After drawing a rangoli that is not exactly a circle, I am back to my theme with this design above that is a mandala. The previous rangoli is erased and the mixture of all the colours form a purple hue. I have used that to form an annular pattern with some patterns on it made with the forefinger. ( I have stated many times and have also shared my opinion on various websites that I find it very painful to erase a rangoli because of the time and effort we have to put in - but we have no choice given the ephemeral nature of this art.). These two designs are also suitable for those looking for some new kolam designs for Margazhi.
Rangoli a.ka. rangavalli with bright colours
Rangoli on water a special free hand rangoli design

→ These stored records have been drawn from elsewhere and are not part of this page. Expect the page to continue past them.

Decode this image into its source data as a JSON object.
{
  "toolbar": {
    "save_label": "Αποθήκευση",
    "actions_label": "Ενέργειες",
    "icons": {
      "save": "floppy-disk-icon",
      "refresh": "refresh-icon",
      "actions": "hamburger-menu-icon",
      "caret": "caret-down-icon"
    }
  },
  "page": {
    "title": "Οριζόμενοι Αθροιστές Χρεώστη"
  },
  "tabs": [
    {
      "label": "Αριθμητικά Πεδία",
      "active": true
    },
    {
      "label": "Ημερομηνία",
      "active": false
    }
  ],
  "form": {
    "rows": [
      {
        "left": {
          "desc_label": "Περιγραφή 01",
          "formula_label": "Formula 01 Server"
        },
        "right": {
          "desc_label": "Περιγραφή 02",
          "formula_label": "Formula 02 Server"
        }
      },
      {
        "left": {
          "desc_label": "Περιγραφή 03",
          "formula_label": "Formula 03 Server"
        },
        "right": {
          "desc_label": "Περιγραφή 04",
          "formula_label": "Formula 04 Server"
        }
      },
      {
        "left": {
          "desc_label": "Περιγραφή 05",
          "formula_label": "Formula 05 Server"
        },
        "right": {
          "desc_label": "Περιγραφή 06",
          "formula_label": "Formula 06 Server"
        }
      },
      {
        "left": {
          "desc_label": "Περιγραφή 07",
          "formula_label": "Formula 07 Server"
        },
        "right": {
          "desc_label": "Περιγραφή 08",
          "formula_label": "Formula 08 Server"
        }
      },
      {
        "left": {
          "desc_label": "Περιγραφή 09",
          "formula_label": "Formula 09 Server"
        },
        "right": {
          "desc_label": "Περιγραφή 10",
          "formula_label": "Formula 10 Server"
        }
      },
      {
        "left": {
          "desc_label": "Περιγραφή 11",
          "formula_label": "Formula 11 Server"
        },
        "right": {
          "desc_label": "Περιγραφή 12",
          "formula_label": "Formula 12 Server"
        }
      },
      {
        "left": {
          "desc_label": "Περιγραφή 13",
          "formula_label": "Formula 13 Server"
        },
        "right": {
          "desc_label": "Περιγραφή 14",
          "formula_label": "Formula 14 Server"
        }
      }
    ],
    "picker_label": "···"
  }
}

The next rangoli design i is a special design for Navratri. It is a rangoli on water. Though it appears difficult it is actually simple to draw. Obviously, rangoli (powder ) alone is not sufficient to draw a rangoli design on water because the pattern disintegrates on water. So rice flour is added to water. (some add what is called French chalk powder ). Then it becomes easier to draw. A free hand design in water has been shown in the image below. An important rangoli art using rangoli craft ! It can be used as a decoration idea for Navratri kolu (an arrangement of dolls on steps ) and Diwali too.
Freehand plain rangolis are relatively simple and one should find them easy to draw with practice. Rangoli that are drawn on a daily basis are generally without dots and there are some competitions that permit only white rangoli images to be drawn without any colourful decorations so that judges have an idea of the intricacy with which a rangoli was drawn ( because it is possible to cover-up some mistakes done during drawing a rangoli with colours added ). People who are aware of the culture of Tamil Nadu will know that kolam is daily in the morning and in the evening ( we can see two or more kolam designs also at the entrance of some houses and invariably they are drawn plain with white rangoli powder. Kolam designs like padi kolam, sikku designs and arisi maavu ( rice flour paste ) are drawn plain and at the most decorated with a red border in case of auspicious occasions. Hence plain rangoli design are very important for learning rangoli, practising them and for daily use too. Hence in Rangolisansdots I have captured some designs in the plain stage with my camera and uploaded them and some posts meant for colouring activity so that the pleasure of viewing rangoli and practising them is doubled - with the plain and colourful designs.